We all try to do what we can to help make the world a better place. Especially at the holidays, one gets bombarded by pleas for support. Don’t worry, this is not one of those moments. Instead we’d like to share with you our new Chicago Detours Giving Initiative. It’s a little something we hope will help make the world a better place. Our guides contribute half of their gratuities over a four-month-span to a local organization. We’re happy to have found one, Archeworks, which directly connect with our company mission. As a socially responsible business, we endeavor to share the architecture, history and culture of Chicago.
Chicago Detours Giving Initiative
We started this program just a few weeks ago, and we are now supporting Archeworks, a postgraduate design school in Chicago devoted to creating more healthy, equitable, and environmentally sustainable communities. Archeworks participants have a wide range of backgrounds, and work in multidisciplinary teams. They collaborate with nonprofit partners and many other community stakeholders to create innovative prototypes and other design solutions that address community needs.
We hope to raise $1,200 from tour gratuities through March 15, 2013 to support Archeworks’ Elemental Mud Workshop series, led by ecological systems designer, Nance Klehm. The March workshop will focus on water conservation and how to design a grey water system. This Archeworks class will meet at the ReBuilding Exchange, and build a working model on-site. A soil workshop exploring the life within urban soils will follow in April 2013.
Solving Social Problems
If you work in design, this idea of solving social problems through design is nothing new. For many others it may be a new idea. Perhaps a sort of cloudy impression of people saying “green” a lot. Or a mess of academic-sounding lingo, so let’s explain a little further.
Physical environments – both urban places and interior spaces within buildings themselves – affect our mental states. And of course the architectural design of these physical environments can shape how we interact with one other. Older classrooms, for example, are designed for a teacher to stand by a blackboard with a row of students arrayed ahead. Contemporary design for the architecture of schools, often creates spaces that bring individuals together. Out of the strict and orderly rows and into groups for collaborative, social learning. More flexibility in classroom use, such as pictured here, can inspire creative interactive and educational opportunities.
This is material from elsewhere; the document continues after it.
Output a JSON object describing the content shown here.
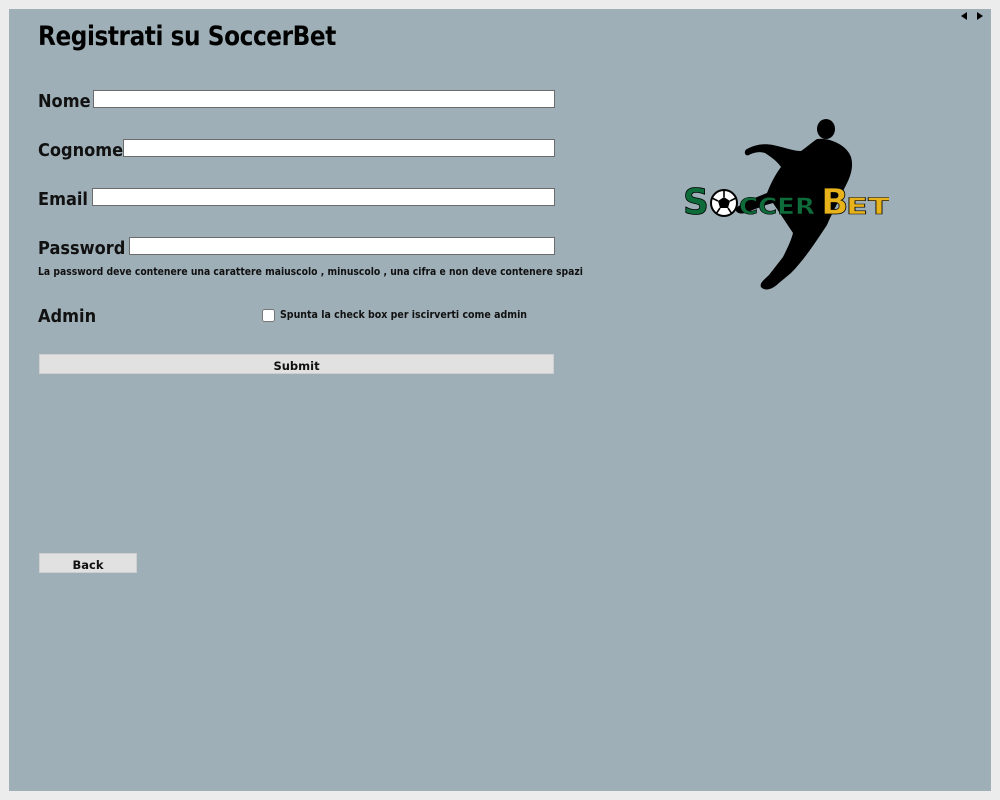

Beyond the design inside a building, its exterior also shapes how people interact with each other in public space. An Archeworks project from 2005 worked with CPS to better integrate the area of schools with the surrounding community. In other words, the landscape design could have differently designed physical barriers. These would welcome both students and the community to use the space. Architecture and urban design can spark these kinds of connections between people that help build community, and a strong community has all kinds of positive results, including less crime.
Other Archeworks Projects
Beyond these examples, Archeworks also focuses on the need for sustainably designed urban environments. An Archeworks project from 2011 worked with the Chicago International Charter School in Irving Park to design and install a 20-barrel compost system that processes the school’s food waste and serves as a hands-on learning lab for the students and surrounding community. In this way, innovative design educates students and staff about recycling and composting while addressing the need to reduce and reuse school waste. Multidisciplinary approaches to design can spark these kinds of connections between people to help build communities and create a healthier environment.
Founded in 1993 by Eva Maddox, who could make a museum out of her extensive collection of architectural design awards, and outspoken postmodern architect and author Stanley Tigerman, Archeworks is pretty cool. We’re happy to be connecting our Chicago Detours community with their programs.
— Amanda Scotese, Executive Director